Activity:
Below are the records; copy each line in them that holds the word "포항과일배달".

Entries supplied:

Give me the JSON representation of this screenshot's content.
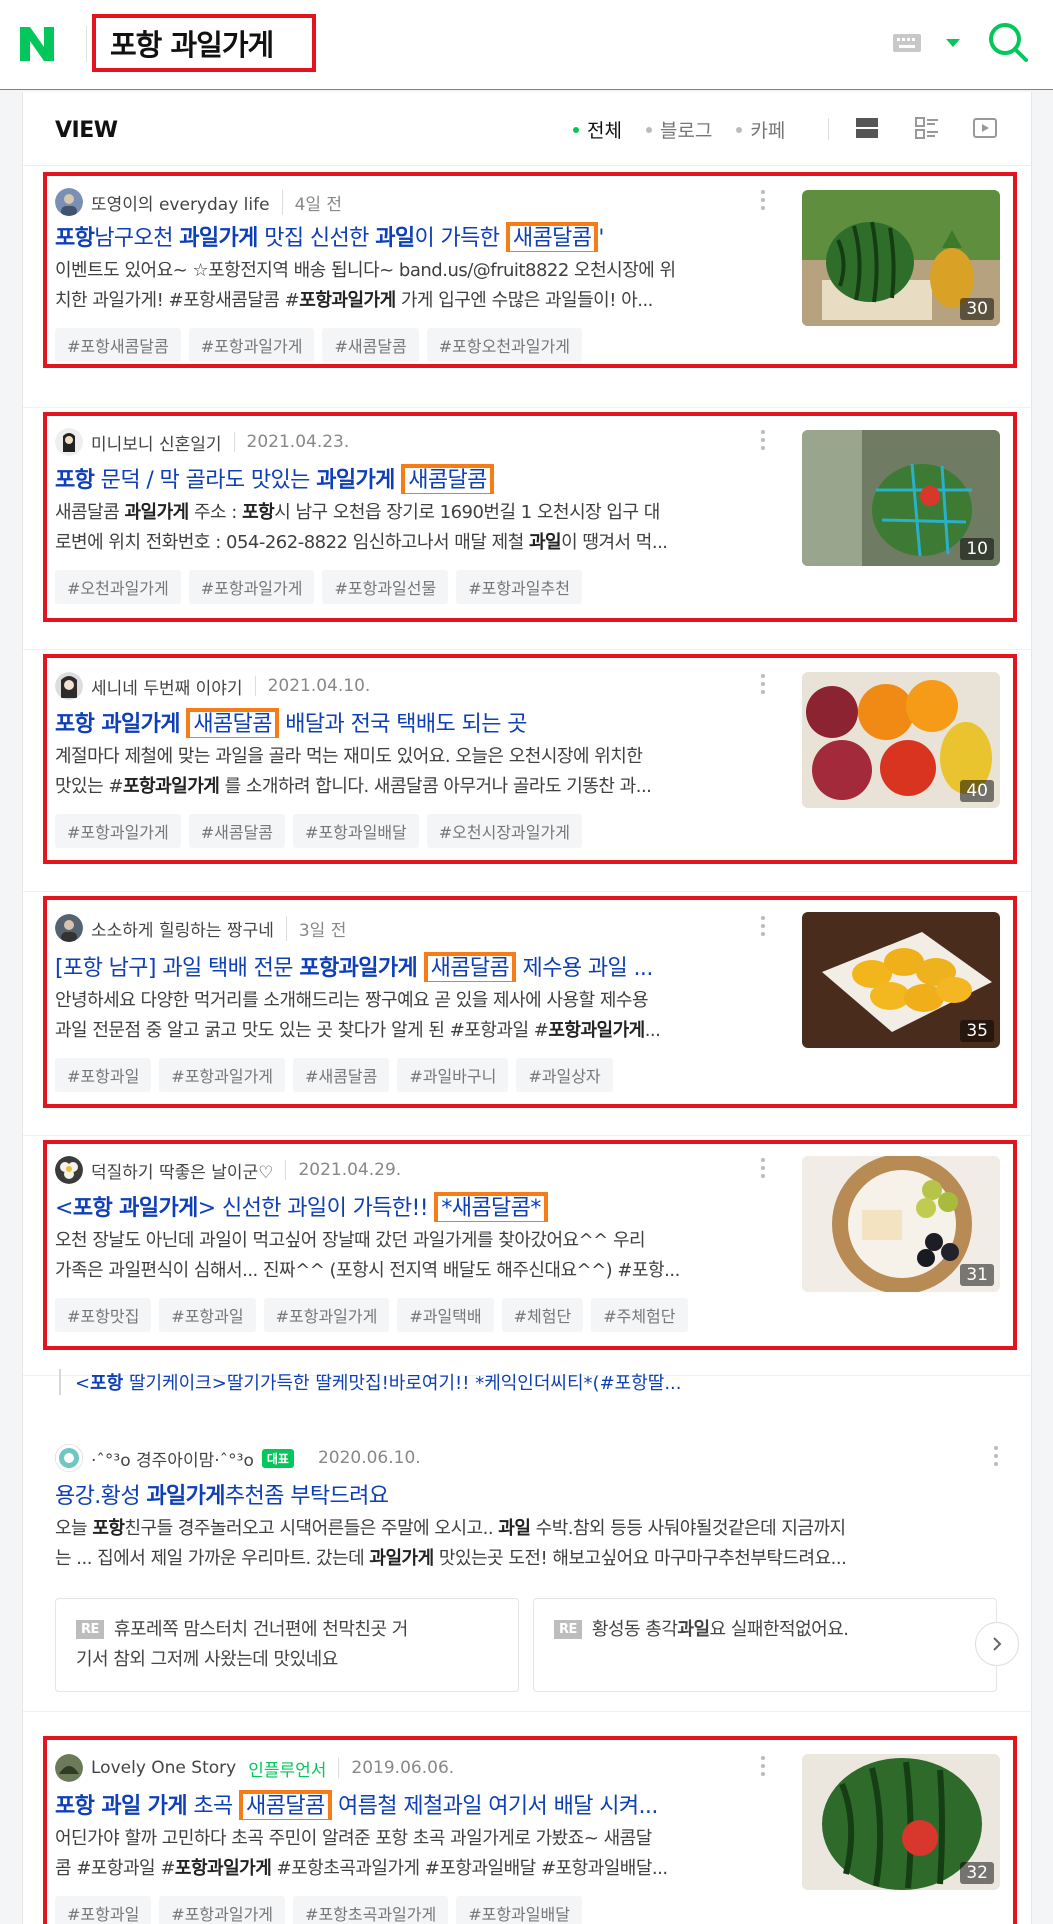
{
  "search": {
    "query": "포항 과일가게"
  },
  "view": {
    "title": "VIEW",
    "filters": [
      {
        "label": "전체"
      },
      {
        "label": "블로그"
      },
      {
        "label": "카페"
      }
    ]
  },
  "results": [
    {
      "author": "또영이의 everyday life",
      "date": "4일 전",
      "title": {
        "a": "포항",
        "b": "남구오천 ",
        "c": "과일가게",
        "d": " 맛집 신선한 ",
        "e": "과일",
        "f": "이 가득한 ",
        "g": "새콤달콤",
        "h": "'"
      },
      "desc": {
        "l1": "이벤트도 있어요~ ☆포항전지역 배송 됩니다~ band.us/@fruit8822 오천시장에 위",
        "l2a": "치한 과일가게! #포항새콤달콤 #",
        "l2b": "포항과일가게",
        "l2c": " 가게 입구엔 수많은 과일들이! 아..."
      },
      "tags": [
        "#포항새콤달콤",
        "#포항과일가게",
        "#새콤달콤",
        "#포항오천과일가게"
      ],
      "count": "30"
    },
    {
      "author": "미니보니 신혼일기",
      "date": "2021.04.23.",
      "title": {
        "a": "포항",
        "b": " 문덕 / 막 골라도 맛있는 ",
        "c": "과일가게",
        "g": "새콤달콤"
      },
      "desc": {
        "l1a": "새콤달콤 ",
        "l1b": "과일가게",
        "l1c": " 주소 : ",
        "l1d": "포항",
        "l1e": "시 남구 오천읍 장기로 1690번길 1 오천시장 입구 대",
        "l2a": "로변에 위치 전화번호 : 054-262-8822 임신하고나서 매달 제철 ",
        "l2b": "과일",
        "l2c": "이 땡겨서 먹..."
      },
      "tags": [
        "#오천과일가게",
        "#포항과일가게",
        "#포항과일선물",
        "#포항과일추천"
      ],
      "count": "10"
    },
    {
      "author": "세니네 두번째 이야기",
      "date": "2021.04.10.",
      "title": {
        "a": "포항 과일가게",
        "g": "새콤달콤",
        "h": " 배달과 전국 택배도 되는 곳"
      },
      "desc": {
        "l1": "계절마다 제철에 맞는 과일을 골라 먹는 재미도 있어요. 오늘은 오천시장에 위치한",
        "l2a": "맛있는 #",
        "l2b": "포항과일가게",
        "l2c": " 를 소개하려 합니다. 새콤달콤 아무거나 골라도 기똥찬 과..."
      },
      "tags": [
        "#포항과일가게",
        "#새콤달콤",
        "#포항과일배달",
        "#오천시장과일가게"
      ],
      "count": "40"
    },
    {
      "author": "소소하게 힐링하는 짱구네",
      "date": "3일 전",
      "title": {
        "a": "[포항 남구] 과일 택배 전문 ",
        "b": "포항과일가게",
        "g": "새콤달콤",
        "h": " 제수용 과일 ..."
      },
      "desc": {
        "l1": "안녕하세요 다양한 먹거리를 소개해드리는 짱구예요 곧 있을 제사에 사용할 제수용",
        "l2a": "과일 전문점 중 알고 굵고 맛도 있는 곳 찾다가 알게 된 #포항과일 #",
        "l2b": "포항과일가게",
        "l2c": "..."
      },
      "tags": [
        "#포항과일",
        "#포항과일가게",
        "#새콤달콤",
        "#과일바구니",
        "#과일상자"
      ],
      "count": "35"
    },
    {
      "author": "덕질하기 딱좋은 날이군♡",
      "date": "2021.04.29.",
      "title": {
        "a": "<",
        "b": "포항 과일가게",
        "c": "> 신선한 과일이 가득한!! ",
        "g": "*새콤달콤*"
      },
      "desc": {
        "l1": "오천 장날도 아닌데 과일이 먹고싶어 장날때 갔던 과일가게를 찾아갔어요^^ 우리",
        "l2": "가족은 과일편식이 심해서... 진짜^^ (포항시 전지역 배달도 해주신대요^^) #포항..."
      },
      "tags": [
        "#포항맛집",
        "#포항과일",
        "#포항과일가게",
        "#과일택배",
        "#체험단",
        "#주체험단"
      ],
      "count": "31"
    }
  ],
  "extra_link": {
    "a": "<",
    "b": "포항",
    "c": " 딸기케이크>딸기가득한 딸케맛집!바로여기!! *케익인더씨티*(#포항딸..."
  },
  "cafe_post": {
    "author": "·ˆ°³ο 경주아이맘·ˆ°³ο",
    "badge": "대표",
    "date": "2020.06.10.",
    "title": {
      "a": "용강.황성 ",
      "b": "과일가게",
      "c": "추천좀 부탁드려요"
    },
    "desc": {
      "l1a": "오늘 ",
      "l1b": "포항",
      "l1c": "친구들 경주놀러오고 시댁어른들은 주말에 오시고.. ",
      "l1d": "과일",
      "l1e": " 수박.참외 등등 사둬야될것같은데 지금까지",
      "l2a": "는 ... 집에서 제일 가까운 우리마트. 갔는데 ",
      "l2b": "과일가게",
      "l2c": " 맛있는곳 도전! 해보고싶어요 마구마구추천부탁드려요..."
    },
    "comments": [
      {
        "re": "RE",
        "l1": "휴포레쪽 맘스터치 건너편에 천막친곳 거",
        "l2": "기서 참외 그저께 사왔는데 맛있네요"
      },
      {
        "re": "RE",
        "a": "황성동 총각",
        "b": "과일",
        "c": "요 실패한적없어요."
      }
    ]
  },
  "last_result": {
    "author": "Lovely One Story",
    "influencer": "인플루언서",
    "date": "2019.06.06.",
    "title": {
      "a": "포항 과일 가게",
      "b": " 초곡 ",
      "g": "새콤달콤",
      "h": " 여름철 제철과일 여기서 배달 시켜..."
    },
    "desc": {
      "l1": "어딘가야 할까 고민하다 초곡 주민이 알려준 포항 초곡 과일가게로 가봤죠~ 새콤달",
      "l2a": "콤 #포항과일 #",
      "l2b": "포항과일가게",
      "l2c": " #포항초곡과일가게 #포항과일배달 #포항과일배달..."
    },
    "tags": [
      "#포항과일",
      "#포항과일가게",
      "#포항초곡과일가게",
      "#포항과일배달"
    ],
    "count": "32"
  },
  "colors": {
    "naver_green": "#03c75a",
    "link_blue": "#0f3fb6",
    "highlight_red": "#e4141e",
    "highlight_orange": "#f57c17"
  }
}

Your solution:
        "#포항과일배달",
      "l2c": " #포항초곡과일가게 #포항과일배달 #포항과일배달..."
      "#포항과일배달"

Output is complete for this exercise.